═══ Source information
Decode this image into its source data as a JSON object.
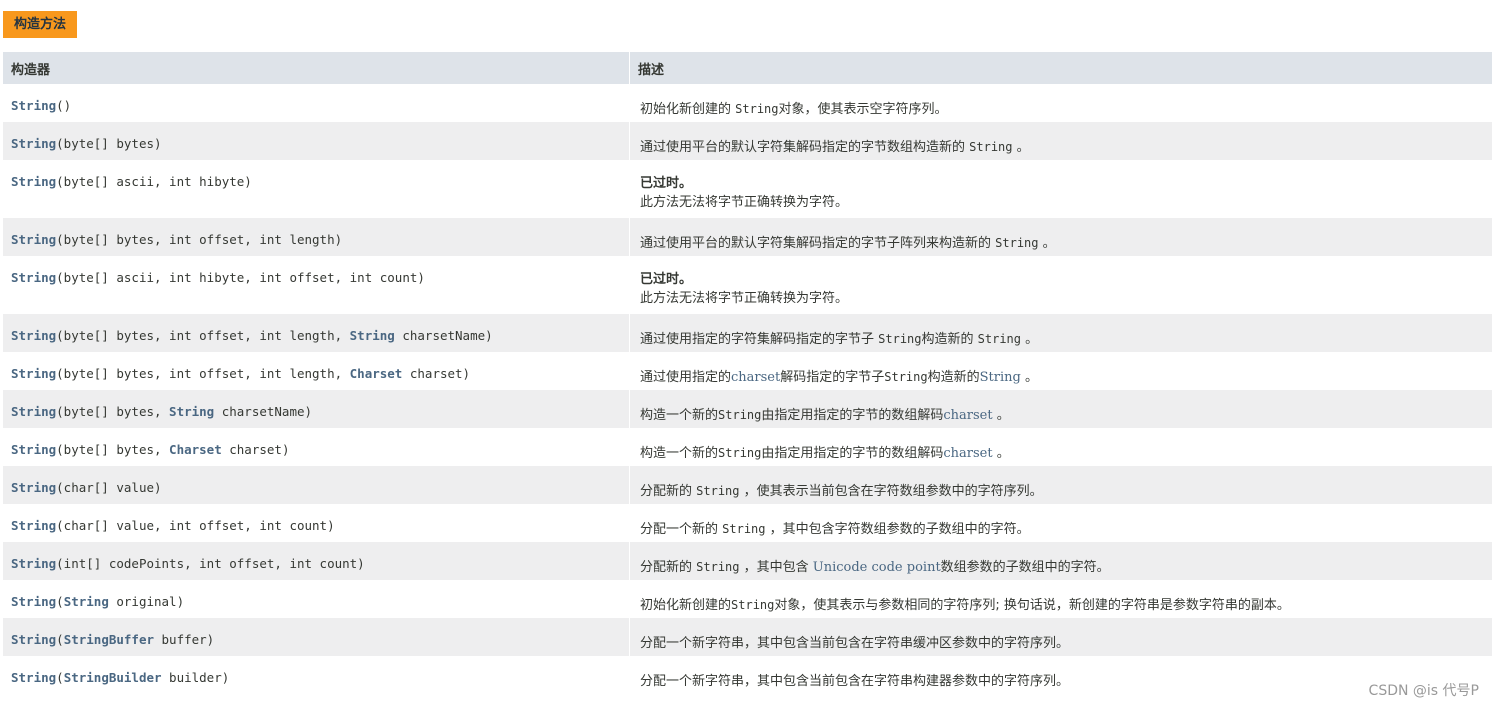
{
  "tab": {
    "label": "构造方法"
  },
  "table": {
    "headers": [
      "构造器",
      "描述"
    ],
    "rows": [
      {
        "sig": [
          {
            "t": "String",
            "l": true
          },
          {
            "t": "()"
          }
        ],
        "desc": [
          {
            "t": "初始化新创建的 "
          },
          {
            "t": "String",
            "m": true
          },
          {
            "t": "对象，使其表示空字符序列。"
          }
        ]
      },
      {
        "sig": [
          {
            "t": "String",
            "l": true
          },
          {
            "t": "(byte[] bytes)"
          }
        ],
        "desc": [
          {
            "t": "通过使用平台的默认字符集解码指定的字节数组构造新的 "
          },
          {
            "t": "String",
            "m": true
          },
          {
            "t": " 。"
          }
        ]
      },
      {
        "sig": [
          {
            "t": "String",
            "l": true
          },
          {
            "t": "(byte[] ascii, int hibyte)"
          }
        ],
        "deprecated": "已过时。",
        "desc": [
          {
            "t": "此方法无法将字节正确转换为字符。"
          }
        ]
      },
      {
        "sig": [
          {
            "t": "String",
            "l": true
          },
          {
            "t": "(byte[] bytes, int offset, int length)"
          }
        ],
        "desc": [
          {
            "t": "通过使用平台的默认字符集解码指定的字节子阵列来构造新的 "
          },
          {
            "t": "String",
            "m": true
          },
          {
            "t": " 。"
          }
        ]
      },
      {
        "sig": [
          {
            "t": "String",
            "l": true
          },
          {
            "t": "(byte[] ascii, int hibyte, int offset, int count)"
          }
        ],
        "deprecated": "已过时。",
        "desc": [
          {
            "t": "此方法无法将字节正确转换为字符。"
          }
        ]
      },
      {
        "sig": [
          {
            "t": "String",
            "l": true
          },
          {
            "t": "(byte[] bytes, int offset, int length, "
          },
          {
            "t": "String",
            "l": true
          },
          {
            "t": " charsetName)"
          }
        ],
        "desc": [
          {
            "t": "通过使用指定的字符集解码指定的字节子 "
          },
          {
            "t": "String",
            "m": true
          },
          {
            "t": "构造新的 "
          },
          {
            "t": "String",
            "m": true
          },
          {
            "t": " 。"
          }
        ]
      },
      {
        "sig": [
          {
            "t": "String",
            "l": true
          },
          {
            "t": "(byte[] bytes, int offset, int length, "
          },
          {
            "t": "Charset",
            "l": true
          },
          {
            "t": " charset)"
          }
        ],
        "desc": [
          {
            "t": "通过使用指定的"
          },
          {
            "t": "charset",
            "b": true
          },
          {
            "t": "解码指定的字节子"
          },
          {
            "t": "String",
            "m": true
          },
          {
            "t": "构造新的"
          },
          {
            "t": "String",
            "b": true
          },
          {
            "t": " 。"
          }
        ]
      },
      {
        "sig": [
          {
            "t": "String",
            "l": true
          },
          {
            "t": "(byte[] bytes, "
          },
          {
            "t": "String",
            "l": true
          },
          {
            "t": " charsetName)"
          }
        ],
        "desc": [
          {
            "t": "构造一个新的"
          },
          {
            "t": "String",
            "m": true
          },
          {
            "t": "由指定用指定的字节的数组解码"
          },
          {
            "t": "charset",
            "b": true
          },
          {
            "t": " 。"
          }
        ]
      },
      {
        "sig": [
          {
            "t": "String",
            "l": true
          },
          {
            "t": "(byte[] bytes, "
          },
          {
            "t": "Charset",
            "l": true
          },
          {
            "t": " charset)"
          }
        ],
        "desc": [
          {
            "t": "构造一个新的"
          },
          {
            "t": "String",
            "m": true
          },
          {
            "t": "由指定用指定的字节的数组解码"
          },
          {
            "t": "charset",
            "b": true
          },
          {
            "t": " 。"
          }
        ]
      },
      {
        "sig": [
          {
            "t": "String",
            "l": true
          },
          {
            "t": "(char[] value)"
          }
        ],
        "desc": [
          {
            "t": "分配新的 "
          },
          {
            "t": "String",
            "m": true
          },
          {
            "t": " ，使其表示当前包含在字符数组参数中的字符序列。"
          }
        ]
      },
      {
        "sig": [
          {
            "t": "String",
            "l": true
          },
          {
            "t": "(char[] value, int offset, int count)"
          }
        ],
        "desc": [
          {
            "t": "分配一个新的 "
          },
          {
            "t": "String",
            "m": true
          },
          {
            "t": " ，其中包含字符数组参数的子数组中的字符。"
          }
        ]
      },
      {
        "sig": [
          {
            "t": "String",
            "l": true
          },
          {
            "t": "(int[] codePoints, int offset, int count)"
          }
        ],
        "desc": [
          {
            "t": "分配新的 "
          },
          {
            "t": "String",
            "m": true
          },
          {
            "t": " ，其中包含 "
          },
          {
            "t": "Unicode code point",
            "b": true
          },
          {
            "t": "数组参数的子数组中的字符。"
          }
        ]
      },
      {
        "sig": [
          {
            "t": "String",
            "l": true
          },
          {
            "t": "("
          },
          {
            "t": "String",
            "l": true
          },
          {
            "t": " original)"
          }
        ],
        "desc": [
          {
            "t": "初始化新创建的"
          },
          {
            "t": "String",
            "m": true
          },
          {
            "t": "对象，使其表示与参数相同的字符序列; 换句话说，新创建的字符串是参数字符串的副本。"
          }
        ]
      },
      {
        "sig": [
          {
            "t": "String",
            "l": true
          },
          {
            "t": "("
          },
          {
            "t": "StringBuffer",
            "l": true
          },
          {
            "t": " buffer)"
          }
        ],
        "desc": [
          {
            "t": "分配一个新字符串，其中包含当前包含在字符串缓冲区参数中的字符序列。"
          }
        ]
      },
      {
        "sig": [
          {
            "t": "String",
            "l": true
          },
          {
            "t": "("
          },
          {
            "t": "StringBuilder",
            "l": true
          },
          {
            "t": " builder)"
          }
        ],
        "desc": [
          {
            "t": "分配一个新字符串，其中包含当前包含在字符串构建器参数中的字符序列。"
          }
        ]
      }
    ]
  },
  "watermark": "CSDN @is 代号P",
  "colors": {
    "tab_bg": "#f8981d",
    "header_bg": "#dee3e9",
    "alt_row_bg": "#eeeeef",
    "link": "#4a6782"
  }
}
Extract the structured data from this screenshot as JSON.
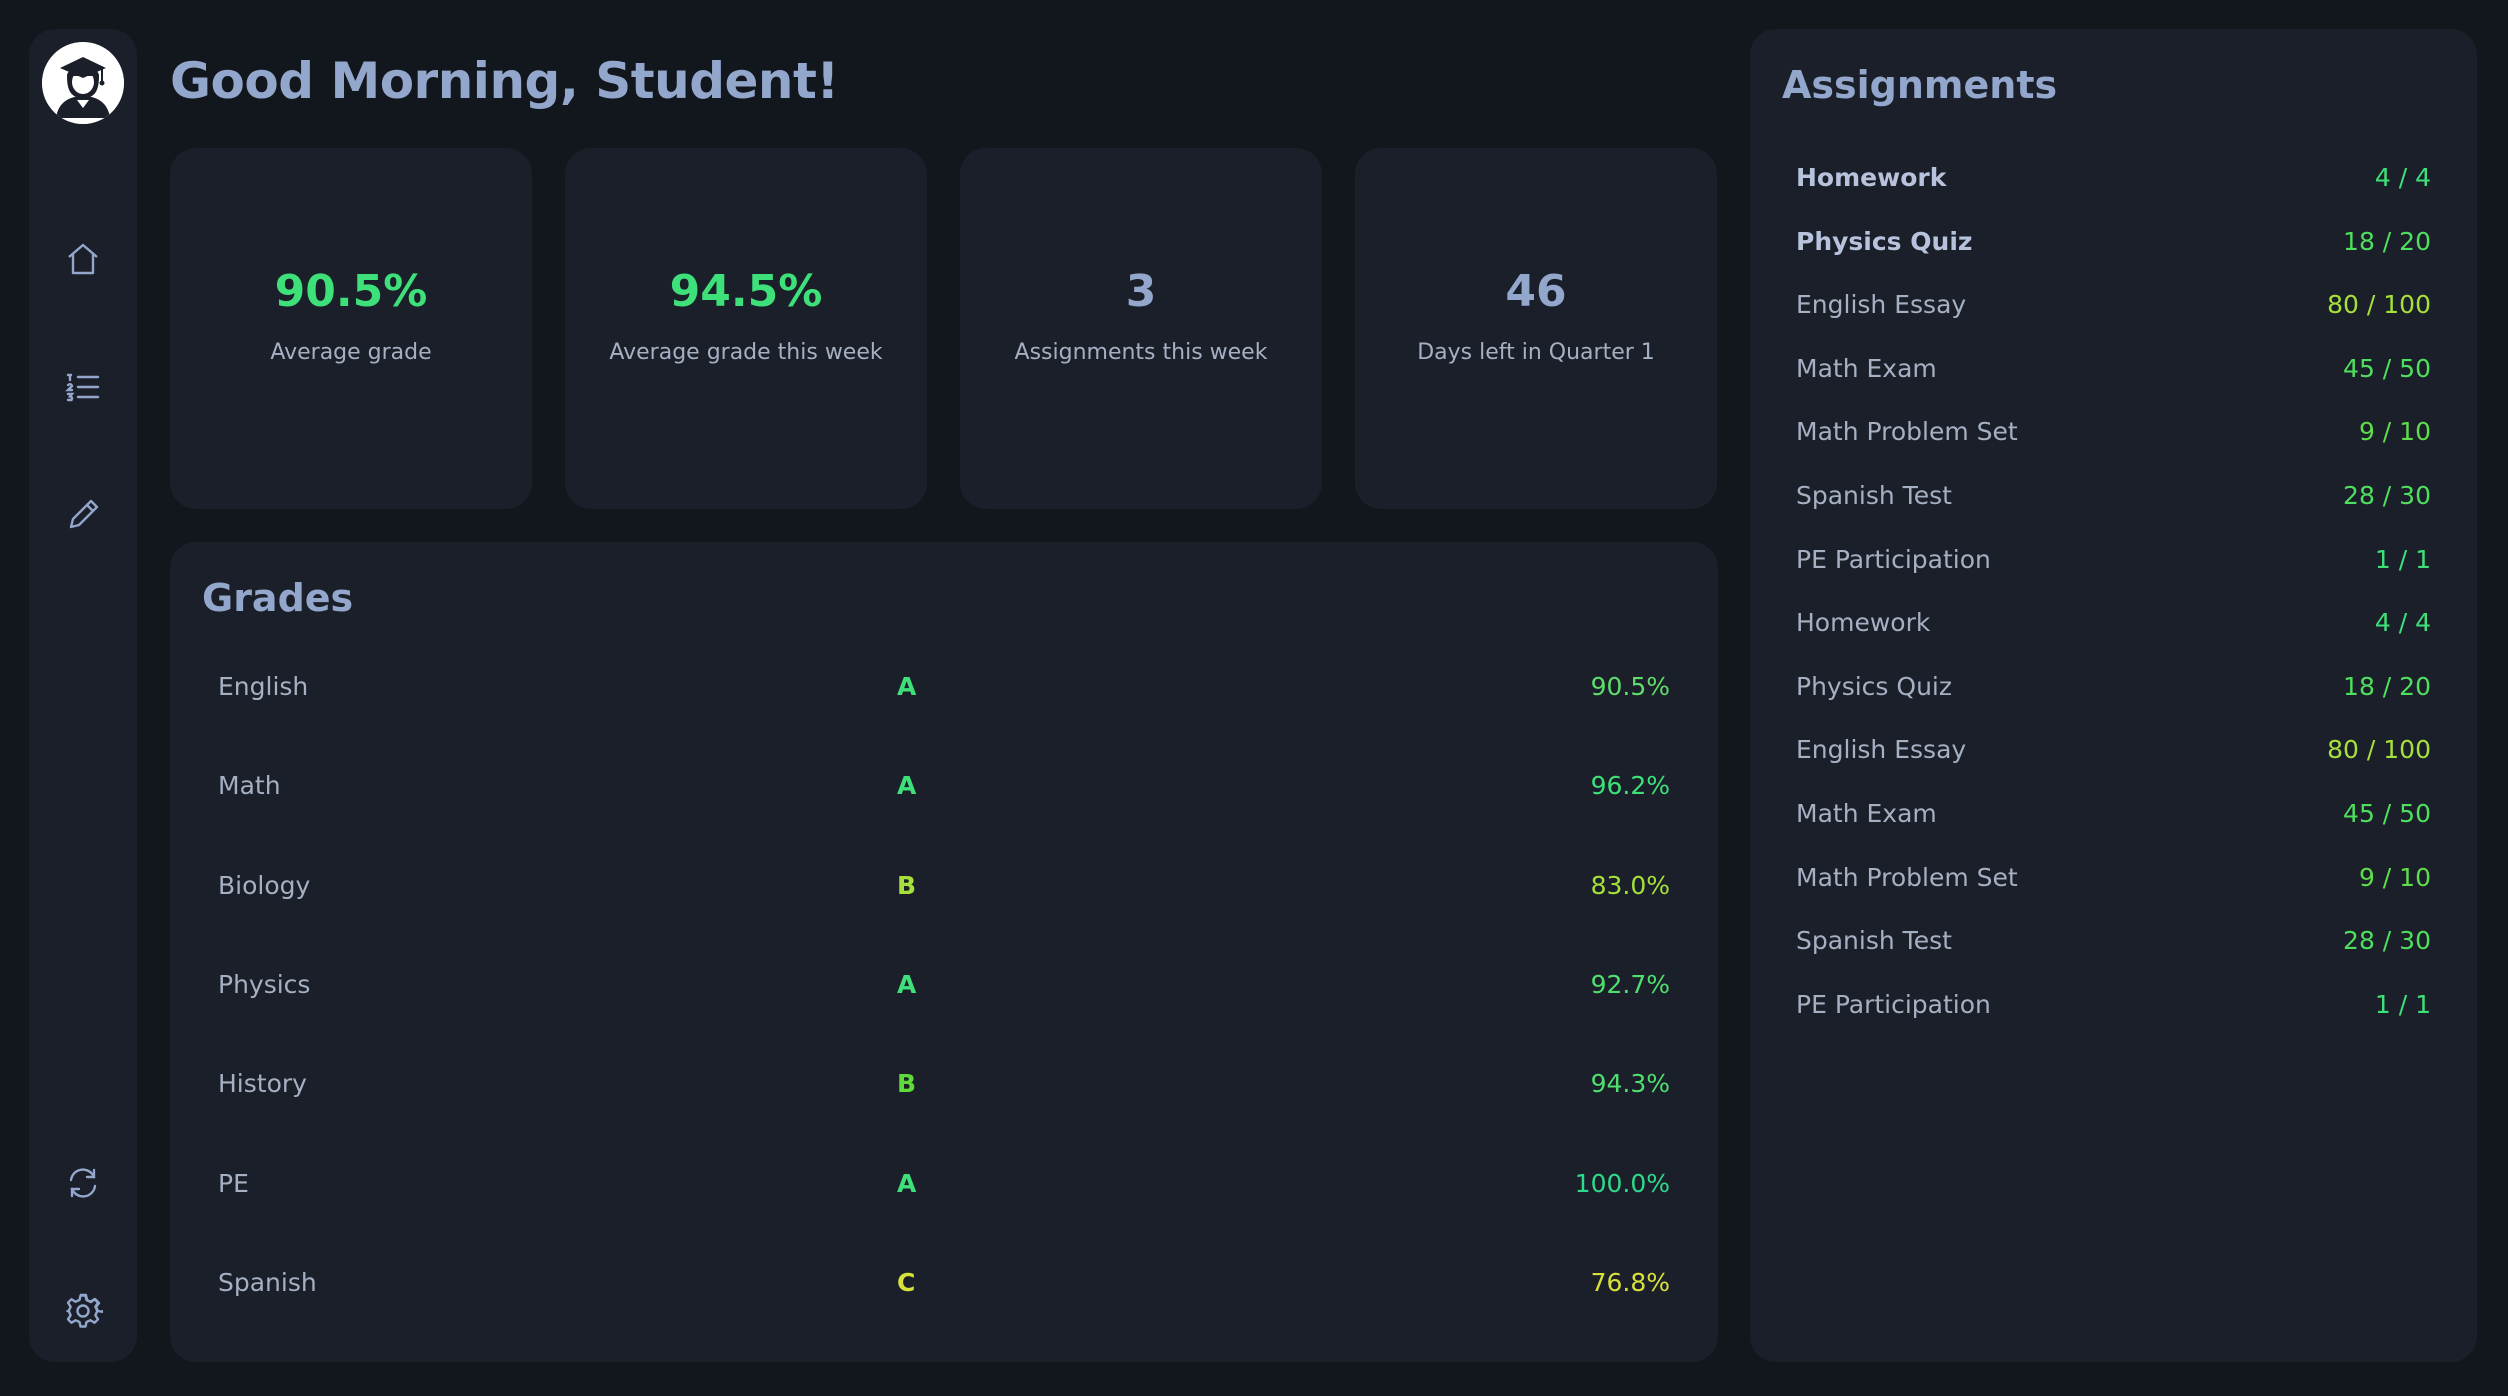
{
  "greeting": "Good Morning, Student!",
  "sidebar": {
    "avatar": "graduate-avatar",
    "nav_items": [
      {
        "icon": "home-icon"
      },
      {
        "icon": "list-icon"
      },
      {
        "icon": "pencil-icon"
      }
    ],
    "bottom_items": [
      {
        "icon": "refresh-icon"
      },
      {
        "icon": "gear-icon"
      }
    ]
  },
  "stats": [
    {
      "value": "90.5%",
      "label": "Average grade",
      "color": "#3ee07a"
    },
    {
      "value": "94.5%",
      "label": "Average grade this week",
      "color": "#3ee07a"
    },
    {
      "value": "3",
      "label": "Assignments this week",
      "color": "#93a6cc"
    },
    {
      "value": "46",
      "label": "Days left in Quarter 1",
      "color": "#93a6cc"
    }
  ],
  "grades": {
    "title": "Grades",
    "rows": [
      {
        "subject": "English",
        "letter": "A",
        "percent": "90.5%",
        "letter_color": "#3ee07a",
        "percent_color": "#5fdc6a"
      },
      {
        "subject": "Math",
        "letter": "A",
        "percent": "96.2%",
        "letter_color": "#3ee07a",
        "percent_color": "#3ee07a"
      },
      {
        "subject": "Biology",
        "letter": "B",
        "percent": "83.0%",
        "letter_color": "#a6e03a",
        "percent_color": "#a6e03a"
      },
      {
        "subject": "Physics",
        "letter": "A",
        "percent": "92.7%",
        "letter_color": "#3ee07a",
        "percent_color": "#4fdf6e"
      },
      {
        "subject": "History",
        "letter": "B",
        "percent": "94.3%",
        "letter_color": "#5fdc3a",
        "percent_color": "#4fdf6e"
      },
      {
        "subject": "PE",
        "letter": "A",
        "percent": "100.0%",
        "letter_color": "#3ee07a",
        "percent_color": "#2fd98c"
      },
      {
        "subject": "Spanish",
        "letter": "C",
        "percent": "76.8%",
        "letter_color": "#d8e03a",
        "percent_color": "#d8e03a"
      }
    ]
  },
  "assignments": {
    "title": "Assignments",
    "rows": [
      {
        "name": "Homework",
        "score": "4 / 4",
        "bold": true,
        "color": "#3ee07a"
      },
      {
        "name": "Physics Quiz",
        "score": "18 / 20",
        "bold": true,
        "color": "#4fdf5e"
      },
      {
        "name": "English Essay",
        "score": "80 / 100",
        "bold": false,
        "color": "#a6e03a"
      },
      {
        "name": "Math Exam",
        "score": "45 / 50",
        "bold": false,
        "color": "#4fdf5e"
      },
      {
        "name": "Math Problem Set",
        "score": "9 / 10",
        "bold": false,
        "color": "#5fdc4a"
      },
      {
        "name": "Spanish Test",
        "score": "28 / 30",
        "bold": false,
        "color": "#4fdf5e"
      },
      {
        "name": "PE Participation",
        "score": "1 / 1",
        "bold": false,
        "color": "#3ee07a"
      },
      {
        "name": "Homework",
        "score": "4 / 4",
        "bold": false,
        "color": "#3ee07a"
      },
      {
        "name": "Physics Quiz",
        "score": "18 / 20",
        "bold": false,
        "color": "#4fdf5e"
      },
      {
        "name": "English Essay",
        "score": "80 / 100",
        "bold": false,
        "color": "#a6e03a"
      },
      {
        "name": "Math Exam",
        "score": "45 / 50",
        "bold": false,
        "color": "#4fdf5e"
      },
      {
        "name": "Math Problem Set",
        "score": "9 / 10",
        "bold": false,
        "color": "#5fdc4a"
      },
      {
        "name": "Spanish Test",
        "score": "28 / 30",
        "bold": false,
        "color": "#4fdf5e"
      },
      {
        "name": "PE Participation",
        "score": "1 / 1",
        "bold": false,
        "color": "#3ee07a"
      }
    ]
  }
}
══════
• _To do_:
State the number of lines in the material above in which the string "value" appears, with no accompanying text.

• _Task response_:
6